*** EXTRACTED DATA ***

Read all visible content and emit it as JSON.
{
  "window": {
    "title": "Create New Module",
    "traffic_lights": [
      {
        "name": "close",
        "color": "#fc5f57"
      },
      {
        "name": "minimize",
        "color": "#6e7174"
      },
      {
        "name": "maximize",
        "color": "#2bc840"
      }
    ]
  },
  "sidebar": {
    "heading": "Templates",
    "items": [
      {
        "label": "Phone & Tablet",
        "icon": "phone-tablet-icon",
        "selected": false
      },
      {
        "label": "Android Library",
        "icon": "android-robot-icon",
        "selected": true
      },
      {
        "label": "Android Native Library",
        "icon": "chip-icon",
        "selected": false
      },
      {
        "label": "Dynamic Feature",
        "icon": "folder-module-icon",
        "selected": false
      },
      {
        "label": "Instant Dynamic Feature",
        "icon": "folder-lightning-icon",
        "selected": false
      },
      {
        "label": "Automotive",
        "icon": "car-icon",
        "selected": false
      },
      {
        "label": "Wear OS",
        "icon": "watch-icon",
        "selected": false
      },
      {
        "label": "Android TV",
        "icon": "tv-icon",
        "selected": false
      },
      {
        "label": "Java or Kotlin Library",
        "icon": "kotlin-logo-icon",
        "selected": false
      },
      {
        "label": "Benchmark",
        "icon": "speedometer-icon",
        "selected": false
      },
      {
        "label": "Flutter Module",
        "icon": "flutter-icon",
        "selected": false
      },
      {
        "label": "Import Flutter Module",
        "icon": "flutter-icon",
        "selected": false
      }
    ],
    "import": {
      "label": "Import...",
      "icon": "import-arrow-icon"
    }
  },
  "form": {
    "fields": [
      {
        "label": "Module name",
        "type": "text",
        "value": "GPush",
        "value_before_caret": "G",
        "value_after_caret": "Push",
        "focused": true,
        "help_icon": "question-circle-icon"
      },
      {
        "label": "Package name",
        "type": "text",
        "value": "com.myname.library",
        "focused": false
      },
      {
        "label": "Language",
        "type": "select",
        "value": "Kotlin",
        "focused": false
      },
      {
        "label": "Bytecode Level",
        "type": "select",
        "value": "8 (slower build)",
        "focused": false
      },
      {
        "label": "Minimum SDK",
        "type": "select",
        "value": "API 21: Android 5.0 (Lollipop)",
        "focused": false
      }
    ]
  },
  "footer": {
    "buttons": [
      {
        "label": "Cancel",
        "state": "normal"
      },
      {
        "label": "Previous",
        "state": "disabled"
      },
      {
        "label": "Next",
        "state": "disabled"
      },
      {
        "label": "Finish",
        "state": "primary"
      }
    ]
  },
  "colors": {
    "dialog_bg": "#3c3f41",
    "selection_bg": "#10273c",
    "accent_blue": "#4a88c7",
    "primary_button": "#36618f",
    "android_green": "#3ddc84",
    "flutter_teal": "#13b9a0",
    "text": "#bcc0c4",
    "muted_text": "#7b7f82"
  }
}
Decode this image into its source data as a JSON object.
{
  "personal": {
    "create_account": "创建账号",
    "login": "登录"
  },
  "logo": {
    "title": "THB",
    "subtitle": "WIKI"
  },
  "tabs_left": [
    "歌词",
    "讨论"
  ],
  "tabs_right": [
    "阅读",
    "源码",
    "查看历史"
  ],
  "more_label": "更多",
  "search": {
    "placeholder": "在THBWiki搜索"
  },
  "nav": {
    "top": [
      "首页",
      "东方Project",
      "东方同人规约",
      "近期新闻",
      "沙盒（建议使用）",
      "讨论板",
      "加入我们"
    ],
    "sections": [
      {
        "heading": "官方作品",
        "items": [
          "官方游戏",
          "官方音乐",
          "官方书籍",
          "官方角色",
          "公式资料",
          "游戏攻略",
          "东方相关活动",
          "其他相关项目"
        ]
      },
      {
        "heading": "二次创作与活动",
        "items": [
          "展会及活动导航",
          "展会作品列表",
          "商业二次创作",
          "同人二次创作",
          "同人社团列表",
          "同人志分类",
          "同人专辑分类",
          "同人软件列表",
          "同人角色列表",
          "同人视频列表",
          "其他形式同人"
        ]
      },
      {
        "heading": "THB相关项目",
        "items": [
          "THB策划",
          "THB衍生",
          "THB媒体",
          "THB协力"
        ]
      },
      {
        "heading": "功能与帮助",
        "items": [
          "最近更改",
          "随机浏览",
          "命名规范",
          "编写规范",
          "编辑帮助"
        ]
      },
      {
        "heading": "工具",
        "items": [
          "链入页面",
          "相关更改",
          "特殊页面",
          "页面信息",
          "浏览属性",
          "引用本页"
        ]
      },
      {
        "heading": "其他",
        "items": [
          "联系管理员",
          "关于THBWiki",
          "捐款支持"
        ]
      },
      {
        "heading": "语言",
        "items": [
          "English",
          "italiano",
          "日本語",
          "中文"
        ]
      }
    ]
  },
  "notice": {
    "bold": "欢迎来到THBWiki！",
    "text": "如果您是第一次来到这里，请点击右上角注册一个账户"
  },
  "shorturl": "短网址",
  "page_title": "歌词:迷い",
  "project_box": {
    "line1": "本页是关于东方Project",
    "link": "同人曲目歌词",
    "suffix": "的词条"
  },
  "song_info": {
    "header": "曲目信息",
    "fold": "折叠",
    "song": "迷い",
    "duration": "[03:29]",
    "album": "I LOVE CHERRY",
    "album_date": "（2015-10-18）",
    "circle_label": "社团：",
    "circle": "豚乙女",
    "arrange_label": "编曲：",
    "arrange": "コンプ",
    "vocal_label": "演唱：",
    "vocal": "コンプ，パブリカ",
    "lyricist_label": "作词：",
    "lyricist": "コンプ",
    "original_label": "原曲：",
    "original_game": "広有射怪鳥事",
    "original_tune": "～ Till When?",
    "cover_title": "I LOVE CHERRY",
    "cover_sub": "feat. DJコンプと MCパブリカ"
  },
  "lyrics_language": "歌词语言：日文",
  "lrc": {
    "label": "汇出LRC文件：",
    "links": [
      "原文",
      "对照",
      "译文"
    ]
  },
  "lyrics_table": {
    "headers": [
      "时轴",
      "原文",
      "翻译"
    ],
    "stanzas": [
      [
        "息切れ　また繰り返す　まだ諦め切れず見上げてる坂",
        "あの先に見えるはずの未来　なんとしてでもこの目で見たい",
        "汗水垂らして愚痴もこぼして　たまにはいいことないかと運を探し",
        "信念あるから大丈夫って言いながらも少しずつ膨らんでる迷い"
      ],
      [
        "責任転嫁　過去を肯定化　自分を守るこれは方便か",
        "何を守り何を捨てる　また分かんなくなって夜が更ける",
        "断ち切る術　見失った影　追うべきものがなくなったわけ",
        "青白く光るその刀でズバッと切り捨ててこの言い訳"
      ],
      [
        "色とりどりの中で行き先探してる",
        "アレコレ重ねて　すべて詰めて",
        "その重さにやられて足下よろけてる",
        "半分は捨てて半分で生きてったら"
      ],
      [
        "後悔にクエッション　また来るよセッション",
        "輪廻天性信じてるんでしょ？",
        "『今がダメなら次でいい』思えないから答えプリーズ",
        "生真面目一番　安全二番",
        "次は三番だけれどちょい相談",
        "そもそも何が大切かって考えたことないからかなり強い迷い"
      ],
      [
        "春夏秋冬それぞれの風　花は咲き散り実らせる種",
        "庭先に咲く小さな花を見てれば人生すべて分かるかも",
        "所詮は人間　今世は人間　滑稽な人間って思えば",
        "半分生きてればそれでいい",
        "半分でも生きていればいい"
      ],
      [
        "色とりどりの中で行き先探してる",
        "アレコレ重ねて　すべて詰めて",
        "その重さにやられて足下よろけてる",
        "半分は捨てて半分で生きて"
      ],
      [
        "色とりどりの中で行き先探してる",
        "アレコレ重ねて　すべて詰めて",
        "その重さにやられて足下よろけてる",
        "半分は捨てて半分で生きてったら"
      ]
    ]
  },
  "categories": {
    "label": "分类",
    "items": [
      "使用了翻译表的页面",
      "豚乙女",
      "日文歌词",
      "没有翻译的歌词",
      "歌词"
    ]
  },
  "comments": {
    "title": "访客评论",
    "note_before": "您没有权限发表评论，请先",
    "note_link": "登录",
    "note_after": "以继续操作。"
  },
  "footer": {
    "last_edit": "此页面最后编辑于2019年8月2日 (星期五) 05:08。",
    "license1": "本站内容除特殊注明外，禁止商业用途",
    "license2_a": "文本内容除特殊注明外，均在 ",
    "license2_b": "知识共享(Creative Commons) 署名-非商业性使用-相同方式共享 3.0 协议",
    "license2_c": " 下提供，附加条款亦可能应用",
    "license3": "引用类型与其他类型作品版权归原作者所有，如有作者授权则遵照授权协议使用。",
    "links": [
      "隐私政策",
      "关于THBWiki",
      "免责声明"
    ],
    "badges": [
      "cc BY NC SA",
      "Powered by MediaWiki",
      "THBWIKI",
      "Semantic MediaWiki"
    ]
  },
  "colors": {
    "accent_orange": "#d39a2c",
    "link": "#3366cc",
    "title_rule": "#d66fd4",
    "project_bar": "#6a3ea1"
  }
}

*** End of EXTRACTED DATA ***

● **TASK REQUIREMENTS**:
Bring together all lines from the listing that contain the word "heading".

● **TASK RESULT**:
    "heading": "Templates",
        "heading": "官方作品",
        "heading": "二次创作与活动",
        "heading": "THB相关项目",
        "heading": "功能与帮助",
        "heading": "工具",
        "heading": "其他",
        "heading": "语言",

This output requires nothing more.